A spokeswoman for ConocoPhillips refused to comment.
After Cooper launched the Web site last month, she was contacted by Ray Pedersen, who redesigned the orange logo in 1955 for Union Oil. Pedersen, who is well known in the advertising industry, also designed Yoplait’s distinctive yogurt containers.
He conceived the orange ball as a futuristic globe that was to adorn a Union Oil ride at the Seattle World’s Fair. With that as the inspiration, he designed a “Spirit of 76” ad campaign.
In 1967, when the company had become Unocal Corp., it launched a wildly popular promotion in which millions of small plastic balls were distributed at its gas stations to be attached to cars’ radio antennae. Today, a classic 76 antenna ball can be purchased on eBay for roughly $1.50.
“The 76 balls are very urban and visually stunning,” said Cooper, who with Marsak writes for 1947project.blogspot, a day-by-day account of Los Angeles crime history from the era of the Black Dahlia.
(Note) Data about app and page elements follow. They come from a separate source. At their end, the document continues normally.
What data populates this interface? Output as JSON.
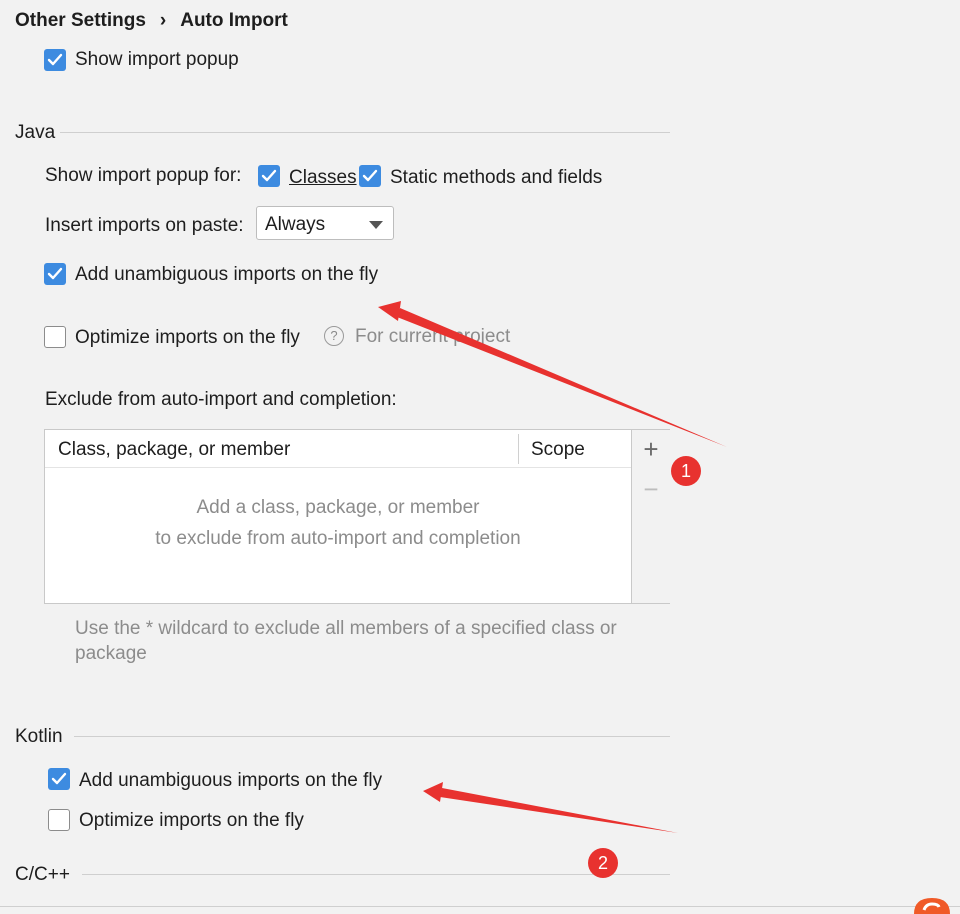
{
  "breadcrumb": {
    "parent": "Other Settings",
    "separator": "›",
    "current": "Auto Import"
  },
  "general": {
    "show_import_popup": {
      "label": "Show import popup",
      "checked": true
    }
  },
  "java": {
    "section_title": "Java",
    "show_popup_for_label": "Show import popup for:",
    "classes": {
      "label": "Classes",
      "checked": true
    },
    "static_members": {
      "label": "Static methods and fields",
      "checked": true
    },
    "insert_on_paste_label": "Insert imports on paste:",
    "insert_on_paste_value": "Always",
    "add_unambiguous": {
      "label": "Add unambiguous imports on the fly",
      "checked": true
    },
    "optimize": {
      "label": "Optimize imports on the fly",
      "checked": false
    },
    "help_glyph": "?",
    "for_current_project": "For current project",
    "exclude_label": "Exclude from auto-import and completion:",
    "table": {
      "columns": [
        "Class, package, or member",
        "Scope"
      ],
      "empty_line1": "Add a class, package, or member",
      "empty_line2": "to exclude from auto-import and completion",
      "add_glyph": "+",
      "remove_glyph": "−"
    },
    "hint": "Use the * wildcard to exclude all members of a specified class or package"
  },
  "kotlin": {
    "section_title": "Kotlin",
    "add_unambiguous": {
      "label": "Add unambiguous imports on the fly",
      "checked": true
    },
    "optimize": {
      "label": "Optimize imports on the fly",
      "checked": false
    }
  },
  "cpp": {
    "section_title": "C/C++"
  },
  "annotations": {
    "badge1": "1",
    "badge2": "2",
    "color": "#e8322f"
  },
  "colors": {
    "accent": "#3d8be0",
    "background": "#f2f2f2"
  }
}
Marsak is author of “Los Angeles Neon,” and has developed an interest in vintage signs.
“Gasoline is one of the hardest things to create a brand for because it’s all identical,” said Cooper. “Yet here is one of the most visible images in the market and they’re just throwing the balls away.”